Effects on Left Ventricle
In Broken Heart Syndrome, the left ventricle, a crucial chamber responsible for pumping blood throughout the body, often shows a unique pattern of weakening. This can lead to a temporary change in the shape and functioning of the ventricle, typically visible in imaging tests like echocardiograms.
Differences in Blood Flow and Coronary Arteries Compared to Heart Attacks
Unlike heart attacks, where blood flow is obstructed due to blockages in the coronary arteries, Broken Heart Syndrome typically does not involve these blockages. The coronary arteries are usually found to be clear, and the blood flow to the heart muscle is not significantly reduced. Instead, the syndrome’s effects are mainly due to the stress-induced weakening of the heart muscle cells.
Diagnosing Broken Heart Syndrome
A. Process to Rule Out a Heart Attack
Medical Imaging and Tests
Diagnosing Broken Heart Syndrome involves a series of tests to rule out a heart attack. These include electrocardiograms (ECGs), blood tests for heart damage markers, and imaging tests like echocardiograms or cardiac MRI. These tests help in observing the heart’s function and structure, particularly looking for the distinctive pattern of ventricle change characteristic of Broken Heart Syndrome.
Importance of Timely Diagnosis
It’s vital to diagnose Broken Heart Syndrome quickly, not only to differentiate it from a heart attack but also to start appropriate treatment. Early diagnosis can prevent complications and ensure better management of the patient’s condition.
B. Identifying Specific Characteristics
Differences in Heart Muscle Cells and Ventricle Shape
One of the hallmarks of Broken Heart Syndrome is the unique pattern of weakening in the left ventricle, often leading to a distinct ballooning shape at the bottom of the heart. This is different from the patterns typically seen in heart attacks. Additionally, heart muscle cells in Broken Heart Syndrome show signs of being ‘stunned’ but not permanently damaged, as is often the case in heart attacks.
Role of Blood Pressure and Blood Clots in Diagnosis
Monitoring blood pressure is a critical aspect of the diagnosis, as fluctuations can occur during Broken Heart Syndrome. Moreover, the risk of forming blood clots in the heart is increased due to the altered blood flow and heart shape. This risk needs to be assessed and managed as part of the diagnosis and treatment process.

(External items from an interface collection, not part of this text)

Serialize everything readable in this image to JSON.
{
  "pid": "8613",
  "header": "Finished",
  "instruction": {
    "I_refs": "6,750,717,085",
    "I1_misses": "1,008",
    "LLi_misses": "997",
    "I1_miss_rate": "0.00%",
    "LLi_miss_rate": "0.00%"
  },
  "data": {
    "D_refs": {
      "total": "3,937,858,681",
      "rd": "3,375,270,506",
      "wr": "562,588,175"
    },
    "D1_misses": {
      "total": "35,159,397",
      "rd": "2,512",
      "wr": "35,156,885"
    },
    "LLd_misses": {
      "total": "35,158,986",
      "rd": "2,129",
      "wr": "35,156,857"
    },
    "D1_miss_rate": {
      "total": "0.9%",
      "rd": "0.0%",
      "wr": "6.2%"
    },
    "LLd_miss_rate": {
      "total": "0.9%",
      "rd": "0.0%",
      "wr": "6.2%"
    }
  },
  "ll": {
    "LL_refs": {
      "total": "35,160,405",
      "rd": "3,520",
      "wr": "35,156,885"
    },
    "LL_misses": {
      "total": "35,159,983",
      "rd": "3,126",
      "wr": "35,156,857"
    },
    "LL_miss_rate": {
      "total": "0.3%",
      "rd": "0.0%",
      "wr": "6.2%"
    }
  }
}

Treatment and Management
A. Immediate Treatment
Stabilizing the Patient
The first step in treating Broken Heart Syndrome is to stabilize the patient’s condition. This often includes hospitalization, especially if the symptoms are severe. The patient is monitored for vital signs, and measures are taken to alleviate symptoms like chest pain and shortness of breath.
Treatment for the symptoms of Broken Heart Syndrome may involve medications to relieve chest pain and manage blood pressure. Oxygen therapy might also be administered if there is difficulty breathing. The immediate goal is to relieve the stress on the heart and prevent further complications.
B. Long-term Management
Medications such as Beta Blockers and ACE Inhibitors
For long-term management, medications play a crucial role. Beta blockers, which help reduce the heart’s workload and lower blood pressure, are commonly prescribed. ACE inhibitors may also be used to help the heart function more efficiently and protect against potential heart failure.
Lifestyle Changes and Stress Management
Since emotional or physical stress is a key trigger for Broken Heart Syndrome, managing stress is an essential part of treatment. This can include lifestyle changes, psychological therapy, and techniques like meditation or yoga. Regular follow-ups and heart health monitoring are also important to prevent recurrence.
Recovery and Prognosis
- Recovery Process
The recovery process for Broken Heart Syndrome typically involves the gradual healing of the heart muscle. Most patients recover completely within weeks to a few months. Regular cardiac evaluations are important to monitor the heart’s recovery and check for any signs of heart failure.
- Long-term Outlook for People with Broken Heart Syndrome: The prognosis for individuals with Broken Heart Syndrome is generally good, and most do not experience a recurrence. However, it is important for patients to maintain their heart health and manage stress effectively to prevent future episodes.